The alliance continues to promote the corridor, criss-crossing the country to meet company executives, attend trade conferences and industry conventions, and make presentations. “There’s no substitution for it,” says Kenny McDonald, chief economic officer of Columbus 2020, a regional public-private partnership formed to advance the economic development of an 11-county region. “You’ve got to get out and make the investment of time and energy.”
McDonald gives the alliance, an economic development partner of Columbus 2020, credit for creating a common platform for outreach and actively pursuing leads. Next year, members anticipate traveling abroad to reach more international companies. “Most trips are funded fully by the alliance; however, there are trips that we partner on through our Columbus 2020 membership,” Markwood says.
Other alliance expenses cover conference sponsorships, inbound visits, investor relations, media planning, partnerships, site certifications, site-specific marketing and website costs.

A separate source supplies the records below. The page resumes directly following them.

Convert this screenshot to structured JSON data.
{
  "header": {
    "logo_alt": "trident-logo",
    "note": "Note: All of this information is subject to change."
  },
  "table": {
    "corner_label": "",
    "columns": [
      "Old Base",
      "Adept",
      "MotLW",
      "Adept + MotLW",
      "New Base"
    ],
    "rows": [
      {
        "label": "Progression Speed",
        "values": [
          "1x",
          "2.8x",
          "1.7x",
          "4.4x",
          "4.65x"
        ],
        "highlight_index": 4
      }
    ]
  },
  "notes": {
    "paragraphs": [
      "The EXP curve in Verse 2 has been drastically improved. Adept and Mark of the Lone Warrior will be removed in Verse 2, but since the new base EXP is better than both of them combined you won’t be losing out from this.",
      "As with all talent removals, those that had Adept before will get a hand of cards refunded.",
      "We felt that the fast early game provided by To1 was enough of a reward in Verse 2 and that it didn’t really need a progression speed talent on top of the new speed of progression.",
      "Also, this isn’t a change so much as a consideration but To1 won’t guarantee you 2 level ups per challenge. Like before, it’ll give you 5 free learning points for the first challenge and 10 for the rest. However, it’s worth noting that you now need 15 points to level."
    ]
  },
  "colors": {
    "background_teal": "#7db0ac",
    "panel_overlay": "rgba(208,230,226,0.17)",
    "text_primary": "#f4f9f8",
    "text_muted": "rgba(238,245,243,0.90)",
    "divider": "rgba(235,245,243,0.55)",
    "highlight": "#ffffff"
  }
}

The alliance has upgraded its website to provide improved navigation, industry-specific information, enhanced testimonials, better connectivity for developers, more local photographs, an easy-to-find property search and a streamlined newsletter.
“Our group is unique in that we have worked closely together for the past five years, sharing resources, funding and knowledge. It’s working well,” Haire says.
“There are issues we may disagree on. But we can all agree on economic development, on how we can grow and improve Fairfield County,” Farnsworth says.
Six years after the alliance was formed, Davis says the hard work is beginning to pay off. “Companies have started calling us,” she says. “We aren’t making as many cold calls.”
McDonald says that as economic development officials continue to get the word out, the whole region will benefit. “Our biggest obstacle is we’re too shy about who we are. Our greatest struggle is to get on the list and get recognized,” he says. “Company leaders don’t know the aggregate story. We’ve got an unbelievable story to tell.”
Dennis Read is a freelance writer.
printed from the December 2012 issue of Columbus C.E.O. Copyright © Columbus C.E.O.